This information is important because if you are taking electronic notes while you are snapping your pictures, it provides an easy way to match up your notes with the picture about the object. So what does this EXIF info look like when you point GDAL at it? We'll see.
Stuffing XML data in PostgreSQL, but that's not really relational is it?
Okay you thought PostgreSQL was a relational database right and relational databases have no business mucking with XML data or other kinds of data structures for that matter
that don't fit into a nice normalized square hole.
I've got a folder of pictures and holy shmoly they have images and they've got this text information built into the image. I have no time to figure out what this data is
or put it in an orderly fashion, so I bring it all in with a structure something like below. Most of it will be junk that I don't even want to waste time putting into a structure. This is just a single insert for demonstration, that stuffs the xml generated by GDAL for each picture into a table. Don't worry I do have a routine
for scanning my folder in bringing inserting this info.
CREATE TABLE pics(id serial primary key, pic_file_name varchar(255), pic_date timestamp, exif xml);
INSERT INTO pics(pic_file_name, exif)
<MDI key="EXIF_ComponentsConfiguration">0x1 0x2 0x3 00</MDI>
<MDI key="EXIF_DateTime">2011:10:08 12:33:33</MDI>
<MDI key="EXIF_DateTimeDigitized">2011:10:08 10:04:23</MDI>
<MDI key="EXIF_DateTimeOriginal">2011:10:08 10:04:23</MDI>
<MDI key="EXIF_GPSLatitude">(43) (18.39) (0)</MDI>
<MDI key="EXIF_GPSLongitude">(72) (5.21) (0)</MDI>
<MDI key="EXIF_GPSTimeStamp">(15) (4) (1713)</MDI>
<MDI key="EXIF_SubjectArea">1023 767 614 614</MDI>
I may have use for the other stuff in this xml glob some other day, but for today I really only care about the time the picture was taken which we all know you can't count
on the creation time of the file itself since it looses it when copied from device to device, but the EXIF timestamp doesn't change. Perhaps another day I'd be interested in the
GPS info, but not today.
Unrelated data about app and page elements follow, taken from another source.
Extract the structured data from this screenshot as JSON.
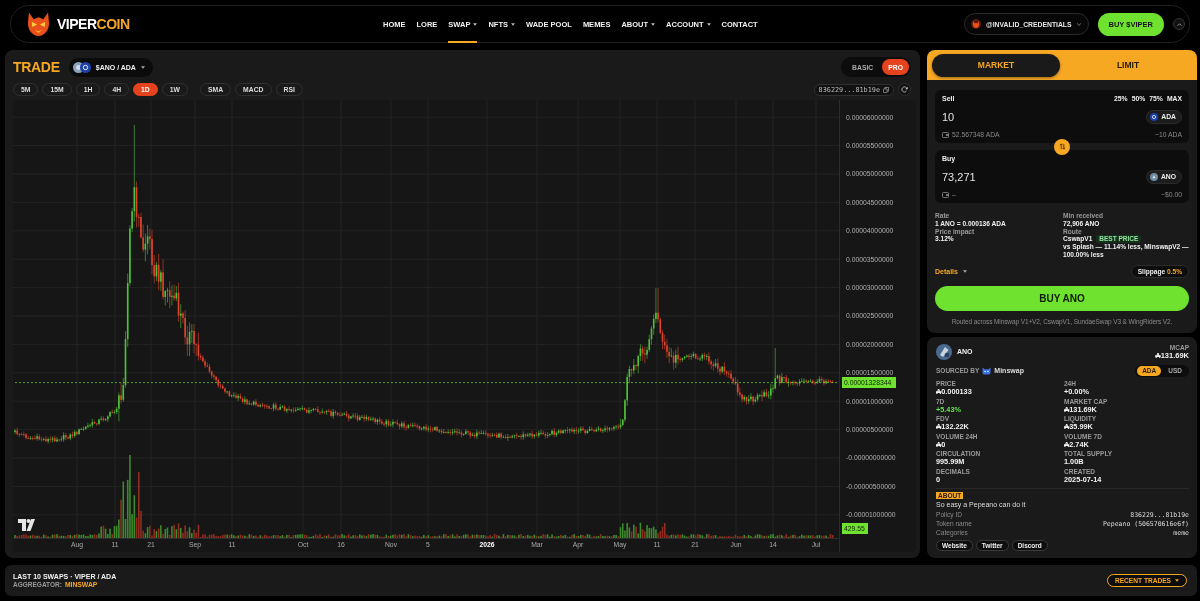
{
  "nav": {
    "brand_main": "VIPER",
    "brand_accent": "COIN",
    "links": [
      {
        "label": "HOME",
        "has_menu": false,
        "selected": false
      },
      {
        "label": "LORE",
        "has_menu": false,
        "selected": false
      },
      {
        "label": "SWAP",
        "has_menu": true,
        "selected": true
      },
      {
        "label": "NFTS",
        "has_menu": true,
        "selected": false
      },
      {
        "label": "WADE POOL",
        "has_menu": false,
        "selected": false
      },
      {
        "label": "MEMES",
        "has_menu": false,
        "selected": false
      },
      {
        "label": "ABOUT",
        "has_menu": true,
        "selected": false
      },
      {
        "label": "ACCOUNT",
        "has_menu": true,
        "selected": false
      },
      {
        "label": "CONTACT",
        "has_menu": false,
        "selected": false
      }
    ],
    "wallet": "@INVALID_CREDENTIALS",
    "buy_button": "BUY $VIPER"
  },
  "trade": {
    "title": "TRADE",
    "pair": "$ANO / ADA",
    "modes": [
      {
        "label": "BASIC",
        "selected": false
      },
      {
        "label": "PRO",
        "selected": true
      }
    ],
    "intervals": [
      {
        "label": "5M",
        "selected": false
      },
      {
        "label": "15M",
        "selected": false
      },
      {
        "label": "1H",
        "selected": false
      },
      {
        "label": "4H",
        "selected": false
      },
      {
        "label": "1D",
        "selected": true
      },
      {
        "label": "1W",
        "selected": false
      }
    ],
    "indicators": [
      "SMA",
      "MACD",
      "RSI"
    ],
    "address": "836229...81b19e",
    "chart": {
      "price_labels": [
        "0.00006000000",
        "0.00005500000",
        "0.00005000000",
        "0.00004500000",
        "0.00004000000",
        "0.00003500000",
        "0.00003000000",
        "0.00002500000",
        "0.00002000000",
        "0.00001500000",
        "0.00001000000",
        "0.00000500000",
        "-0.00000000000",
        "-0.00000500000",
        "-0.00001000000"
      ],
      "time_labels": [
        {
          "label": "Aug",
          "kind": "tick"
        },
        {
          "label": "11",
          "kind": "tick"
        },
        {
          "label": "21",
          "kind": "tick"
        },
        {
          "label": "Sep",
          "kind": "tick"
        },
        {
          "label": "11",
          "kind": "tick"
        },
        {
          "label": "Oct",
          "kind": "tick"
        },
        {
          "label": "16",
          "kind": "tick"
        },
        {
          "label": "Nov",
          "kind": "tick"
        },
        {
          "label": "5",
          "kind": "tick"
        },
        {
          "label": "2026",
          "kind": "year"
        },
        {
          "label": "Mar",
          "kind": "tick"
        },
        {
          "label": "Apr",
          "kind": "tick"
        },
        {
          "label": "May",
          "kind": "tick"
        },
        {
          "label": "11",
          "kind": "tick"
        },
        {
          "label": "21",
          "kind": "tick"
        },
        {
          "label": "Jun",
          "kind": "tick"
        },
        {
          "label": "14",
          "kind": "tick"
        },
        {
          "label": "Jul",
          "kind": "tick"
        }
      ],
      "last_price": "0.00001328344",
      "last_volume": "429.55"
    }
  },
  "swap": {
    "tabs": [
      {
        "label": "MARKET",
        "selected": true
      },
      {
        "label": "LIMIT",
        "selected": false
      }
    ],
    "sell": {
      "label": "Sell",
      "presets": [
        "25%",
        "50%",
        "75%",
        "MAX"
      ],
      "amount": "10",
      "token": "ADA",
      "balance": "52.567348 ADA",
      "value": "~10 ADA"
    },
    "buy": {
      "label": "Buy",
      "amount": "73,271",
      "token": "ANO",
      "balance": "–",
      "value": "~$0.00"
    },
    "quote": {
      "rate": {
        "label": "Rate",
        "value": "1 ANO = 0.000136 ADA"
      },
      "min_received": {
        "label": "Min received",
        "value": "72,906 ANO"
      },
      "price_impact": {
        "label": "Price impact",
        "value": "3.12%"
      },
      "route": {
        "label": "Route",
        "value": "CswapV1",
        "badge": "BEST PRICE",
        "note": "vs Splash — 11.14% less, MinswapV2 — 100.00% less"
      }
    },
    "details": "Details",
    "slippage": {
      "label": "Slippage",
      "value": "0.5%"
    },
    "buy_button": "BUY ANO",
    "route_note": "Routed across Minswap V1+V2, CswapV1, SundaeSwap V3 & WingRiders V2."
  },
  "token": {
    "symbol": "ANO",
    "mcap_label": "MCAP",
    "mcap": "₳131.69K",
    "source_label": "SOURCED BY",
    "source": "Minswap",
    "currencies": [
      {
        "label": "ADA",
        "selected": true
      },
      {
        "label": "USD",
        "selected": false
      }
    ],
    "stats": [
      {
        "label": "PRICE",
        "value": "₳0.000133",
        "positive": false
      },
      {
        "label": "24H",
        "value": "+0.00%",
        "positive": false
      },
      {
        "label": "7D",
        "value": "+5.43%",
        "positive": true
      },
      {
        "label": "MARKET CAP",
        "value": "₳131.69K",
        "positive": false
      },
      {
        "label": "FDV",
        "value": "₳132.22K",
        "positive": false
      },
      {
        "label": "LIQUIDITY",
        "value": "₳35.99K",
        "positive": false
      },
      {
        "label": "VOLUME 24H",
        "value": "₳0",
        "positive": false
      },
      {
        "label": "VOLUME 7D",
        "value": "₳2.74K",
        "positive": false
      },
      {
        "label": "CIRCULATION",
        "value": "995.99M",
        "positive": false
      },
      {
        "label": "TOTAL SUPPLY",
        "value": "1.00B",
        "positive": false
      },
      {
        "label": "DECIMALS",
        "value": "0",
        "positive": false
      },
      {
        "label": "CREATED",
        "value": "2025-07-14",
        "positive": false
      }
    ]
  },
  "about": {
    "title": "ABOUT",
    "text": "So easy a Pepeano can do it",
    "facts": [
      {
        "label": "Policy ID",
        "value": "836229...81b19e"
      },
      {
        "label": "Token name",
        "value": "Pepeano (506570616e6f)"
      },
      {
        "label": "Categories",
        "value": "meme"
      }
    ],
    "links": [
      "Website",
      "Twitter",
      "Discord"
    ]
  },
  "footer": {
    "title": "LAST 10 SWAPS · VIPER / ADA",
    "aggregator_label": "AGGREGATOR:",
    "aggregator": "MINSWAP",
    "button": "RECENT TRADES"
  }
}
So how do I grab the timestamp, I use XPATH of course with a little dash of regular expressions.
UPDATE pics SET pic_date = regexp_replace((xpath('/PAMDataset/Metadata/MDI[@key=''EXIF_DateTimeDigitized'']/text()',exif))::text,
So what did I just do in this snippet of code:
I grabbed the second MetaData element and grabbed the first MDI element of that that has key = EXIF_DateTimeDigitized. The format
doesn't give me something I can easily cast to a timestamp because of those colons, so I use a regular expression to replace the :s following the Year, month, and day with a -
and then I cast to a timestamp. The \\1, \\2,\\3 is backrefencing syntax that would return year, month , day.
Using XPath functions
Perhaps one day someone will need to know about the GPS related elements. Then I could pull out the XPATH/XSLT lovely contains function. Like so:
, (xpath( '/MDI/@key',exp))::text As key
, (xpath('/MDI/text()',exp))::text As value
unnest(xpath('/PAMDataset/Metadata/MDI[contains(@key,''EXIF_GPS'')]',exif)) As exp
FROM pics) As foo;
pic_file_name | key | value
my_funny_little_house.jpg | EXIF_GPSAltitude | (52.4931)
my_funny_little_house.jpg | EXIF_GPSAltitudeRef | 00
my_funny_little_house.jpg | EXIF_GPSImgDirection | (151.026)
my_funny_little_house.jpg | EXIF_GPSImgDirectionRef | T
my_funny_little_house.jpg | EXIF_GPSLatitude | (43) (18.39) (0)
my_funny_little_house.jpg | EXIF_GPSLatitudeRef | N
my_funny_little_house.jpg | EXIF_GPSLongitude | (72) (5.21) (0)
my_funny_little_house.jpg | EXIF_GPSLongitudeRef | W
my_funny_little_house.jpg | EXIF_GPSTimeStamp | (15) (4) (1713)
Tracked: Dec 03, 11:22